This unit comprises four major lessons which are distinct yet cumulative. In the first lesson, the students will lay the groundwork for their examination of French stereotypes by generating those stereotypes themselves. They may draw, write, or find examples of what they think are "typical" French things. In the second lesson, they will be required to change perspective -- instead of being the examiners, they will be the examined culture. Students will look at various examples of stereotypes of
California Foundation for Agriculture in the Classroom Lesson Plans
This database of lessons is provided to support agriculture education in California classrooms. Over the last century, children have become further removed from the land that feeds and clothes us. And yet, Agriculture is the very basis of civilization—the food we eat, the clothing we wear, the material of our homes and many of our traditions and values…all coming from agriculture and collectively setting the pace for a nation's standard of living. The California Foundation for Agriculture in
What is a Mammal? Answers from Dr. Ross MacPhee (Beyond Penguins and Polar Bears Podcast Extras)
Through a series of short video segments, we interviewed Ross MacPhee, curator in the Department of Mammalogy of the American Museum of Natural History (AMNH) to give us a basic understanding about polar mammals. A paleomammalogist, he travels around the world studying mammals of the ancient past as well as those of today. In particular, MacPhee studies woolly mammoths, the not-so-distant relatives of our present-day elephants.
Why Polar Bears Don't Eat Penguins (Beyond Penguins and Polar Bears Podcast Episode 2)
Dr. Ross MacPhee, curator and researcher at the American Museum of Natural History discusses mammals in this episode. Dr. MacPhee provides content background on the mammals, both past and present of the polar regions, and defines some basic ideas on Arctic mammals, as well as current means of studying mammals in the field.
The E Pluribus Unum Project
This site examines Americans' attempt to make one from many in three pivotal decades: the 1770s, 1850s, and 1920s. Each decade is framed by an introductory essay with links to key topics and primary documents, including the Declaration of Independence, newspapers, and the rhetoric of the Revolution; reform, cultures of the North and South, religion, and popular movements; and prohibition, Broadway, evangelical Protestantism, and the Roaring Twenties. The exhibits and projects on this site invite
"Introduction to Education: Understanding and Evaluating Education, Spring 2009"
" This class uses K-12 classroom experiences, along with student-centered classroom activities and student-led classes, to explore issues in schools and education.

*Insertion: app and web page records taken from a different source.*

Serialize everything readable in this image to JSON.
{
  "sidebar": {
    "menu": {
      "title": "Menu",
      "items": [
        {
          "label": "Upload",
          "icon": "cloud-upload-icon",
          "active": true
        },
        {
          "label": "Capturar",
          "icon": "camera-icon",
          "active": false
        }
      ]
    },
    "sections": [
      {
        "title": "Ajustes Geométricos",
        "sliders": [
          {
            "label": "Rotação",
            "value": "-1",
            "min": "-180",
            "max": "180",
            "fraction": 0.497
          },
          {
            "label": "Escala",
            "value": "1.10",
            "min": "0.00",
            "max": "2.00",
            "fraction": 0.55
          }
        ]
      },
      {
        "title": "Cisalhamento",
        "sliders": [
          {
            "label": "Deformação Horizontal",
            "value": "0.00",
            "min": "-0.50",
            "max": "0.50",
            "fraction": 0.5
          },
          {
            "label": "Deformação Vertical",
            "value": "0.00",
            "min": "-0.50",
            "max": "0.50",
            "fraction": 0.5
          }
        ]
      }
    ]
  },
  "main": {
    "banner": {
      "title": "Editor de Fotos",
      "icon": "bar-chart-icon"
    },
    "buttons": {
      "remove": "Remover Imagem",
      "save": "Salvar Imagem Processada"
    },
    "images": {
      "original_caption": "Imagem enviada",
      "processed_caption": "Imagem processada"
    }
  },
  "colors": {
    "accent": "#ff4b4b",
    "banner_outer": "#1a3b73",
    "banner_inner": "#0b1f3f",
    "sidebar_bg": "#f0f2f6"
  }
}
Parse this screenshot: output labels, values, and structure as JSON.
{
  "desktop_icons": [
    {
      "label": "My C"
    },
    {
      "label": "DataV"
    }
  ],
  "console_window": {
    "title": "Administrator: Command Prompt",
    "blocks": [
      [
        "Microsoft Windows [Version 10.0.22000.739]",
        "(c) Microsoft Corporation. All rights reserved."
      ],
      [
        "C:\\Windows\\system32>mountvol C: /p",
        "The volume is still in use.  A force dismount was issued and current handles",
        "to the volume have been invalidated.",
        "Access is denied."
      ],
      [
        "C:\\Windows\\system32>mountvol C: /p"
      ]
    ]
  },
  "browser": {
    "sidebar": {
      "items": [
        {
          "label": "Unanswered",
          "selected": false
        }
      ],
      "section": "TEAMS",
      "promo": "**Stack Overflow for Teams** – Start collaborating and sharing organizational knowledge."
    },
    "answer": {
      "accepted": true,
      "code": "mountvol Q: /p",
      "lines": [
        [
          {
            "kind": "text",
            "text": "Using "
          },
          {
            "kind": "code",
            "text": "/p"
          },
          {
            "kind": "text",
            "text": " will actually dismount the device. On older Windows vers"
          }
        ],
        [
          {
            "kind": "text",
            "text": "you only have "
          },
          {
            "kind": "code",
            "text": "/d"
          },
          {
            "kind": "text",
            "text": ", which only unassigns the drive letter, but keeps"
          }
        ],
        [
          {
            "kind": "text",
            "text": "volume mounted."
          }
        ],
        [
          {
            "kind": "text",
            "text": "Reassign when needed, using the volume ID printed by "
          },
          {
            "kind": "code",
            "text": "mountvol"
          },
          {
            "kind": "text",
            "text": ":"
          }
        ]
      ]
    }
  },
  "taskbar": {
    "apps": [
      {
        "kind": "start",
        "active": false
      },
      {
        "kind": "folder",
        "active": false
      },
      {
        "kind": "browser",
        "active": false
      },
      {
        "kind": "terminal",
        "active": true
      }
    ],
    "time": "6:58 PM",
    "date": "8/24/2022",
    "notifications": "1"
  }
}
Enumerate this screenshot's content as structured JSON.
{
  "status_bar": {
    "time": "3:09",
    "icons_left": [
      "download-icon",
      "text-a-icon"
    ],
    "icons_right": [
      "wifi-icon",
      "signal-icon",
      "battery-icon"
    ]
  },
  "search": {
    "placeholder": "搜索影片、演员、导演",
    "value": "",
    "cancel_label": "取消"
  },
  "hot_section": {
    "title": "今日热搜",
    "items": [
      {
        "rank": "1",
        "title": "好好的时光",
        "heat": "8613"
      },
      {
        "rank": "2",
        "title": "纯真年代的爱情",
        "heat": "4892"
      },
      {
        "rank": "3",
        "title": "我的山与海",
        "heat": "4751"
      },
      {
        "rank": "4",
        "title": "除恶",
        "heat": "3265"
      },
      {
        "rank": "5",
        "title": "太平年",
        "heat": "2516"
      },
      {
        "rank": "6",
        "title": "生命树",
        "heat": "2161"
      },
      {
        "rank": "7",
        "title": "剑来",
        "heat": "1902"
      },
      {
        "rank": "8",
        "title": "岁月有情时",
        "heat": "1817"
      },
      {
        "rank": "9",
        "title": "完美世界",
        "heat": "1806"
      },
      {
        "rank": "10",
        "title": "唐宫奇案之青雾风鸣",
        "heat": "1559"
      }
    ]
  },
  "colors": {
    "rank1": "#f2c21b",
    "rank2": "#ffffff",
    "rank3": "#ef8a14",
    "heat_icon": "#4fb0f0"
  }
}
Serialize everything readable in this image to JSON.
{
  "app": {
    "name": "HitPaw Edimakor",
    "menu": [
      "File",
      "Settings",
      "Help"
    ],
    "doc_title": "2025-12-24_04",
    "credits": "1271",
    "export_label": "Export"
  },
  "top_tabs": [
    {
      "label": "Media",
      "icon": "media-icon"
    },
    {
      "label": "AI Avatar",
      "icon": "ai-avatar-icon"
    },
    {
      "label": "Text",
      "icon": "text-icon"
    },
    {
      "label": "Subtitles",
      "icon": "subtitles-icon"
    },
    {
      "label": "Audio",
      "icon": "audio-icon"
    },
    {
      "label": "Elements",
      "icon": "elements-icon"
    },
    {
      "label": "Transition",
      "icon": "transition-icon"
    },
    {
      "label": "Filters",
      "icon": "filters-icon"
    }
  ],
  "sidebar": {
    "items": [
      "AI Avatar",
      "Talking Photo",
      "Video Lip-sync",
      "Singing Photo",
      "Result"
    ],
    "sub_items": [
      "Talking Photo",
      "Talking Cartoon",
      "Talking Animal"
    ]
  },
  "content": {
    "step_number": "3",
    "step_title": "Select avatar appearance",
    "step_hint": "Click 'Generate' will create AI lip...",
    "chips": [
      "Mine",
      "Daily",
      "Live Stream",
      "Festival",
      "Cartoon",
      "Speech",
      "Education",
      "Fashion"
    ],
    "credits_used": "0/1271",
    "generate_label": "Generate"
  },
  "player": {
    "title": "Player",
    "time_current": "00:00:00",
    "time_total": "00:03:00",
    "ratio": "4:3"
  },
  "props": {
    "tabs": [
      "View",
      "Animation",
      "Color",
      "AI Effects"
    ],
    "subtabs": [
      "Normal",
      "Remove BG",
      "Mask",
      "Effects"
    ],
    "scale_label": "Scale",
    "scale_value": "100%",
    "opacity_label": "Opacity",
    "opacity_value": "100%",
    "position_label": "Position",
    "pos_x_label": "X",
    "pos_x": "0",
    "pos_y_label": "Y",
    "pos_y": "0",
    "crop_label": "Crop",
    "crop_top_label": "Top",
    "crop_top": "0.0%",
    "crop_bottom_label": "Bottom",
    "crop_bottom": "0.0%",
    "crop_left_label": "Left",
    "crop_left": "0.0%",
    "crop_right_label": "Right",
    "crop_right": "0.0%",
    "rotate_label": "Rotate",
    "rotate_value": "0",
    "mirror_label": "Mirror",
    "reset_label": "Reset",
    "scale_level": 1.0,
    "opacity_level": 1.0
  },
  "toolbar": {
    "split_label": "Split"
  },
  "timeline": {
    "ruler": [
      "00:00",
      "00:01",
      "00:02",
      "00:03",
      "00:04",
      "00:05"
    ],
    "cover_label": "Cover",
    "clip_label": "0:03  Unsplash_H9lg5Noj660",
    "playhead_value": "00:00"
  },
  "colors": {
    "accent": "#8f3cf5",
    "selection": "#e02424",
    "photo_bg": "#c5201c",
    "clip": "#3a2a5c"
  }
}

Students in this course spend time each week observing pre-college math and science classes. Topics of study include design and implementation of curriculum, addressing the needs of a diversity of students, standards in math and science, student misconceptions, methods of instruction, the digital divide, teaching through different med
In Search of Cosmic Rays
These interactive lessons teach about Cosmic Rays by emphasizing the mystery that Cosmic Rays presented to early scientists. The scientific inquiries and investigations that Cosmic Rays prompted are interesting and important to understanding the way science works. Cosmic Rays are now being studied at research sites around the world. Much has been learned from early experiments and even more is being discovered with modern experiments, but many questions have yet to be answered.
Remembering Jim Crow
Remembering Jim Crow is a companion to a radio documentary, and examines the system that, for much of the 20th century, barred many African Americans from their rights as U.S. citizens. Read personal histories of segregation. See a sampling of Jim Crow laws. Learn how African Americans fought economic hardships imposed by Jim Crow and how they built social institutions to combat segregation.
Korea: The Unfinished War
To fully grasp the ongoing tensions between the United States and North Korea, it is important to understand the war that ended fifty years ago this summer. John Biewen and Stephen Smith of American RadioWorks examine the often-overlooked war that helped define global politics and American life for the second half of the 20th century.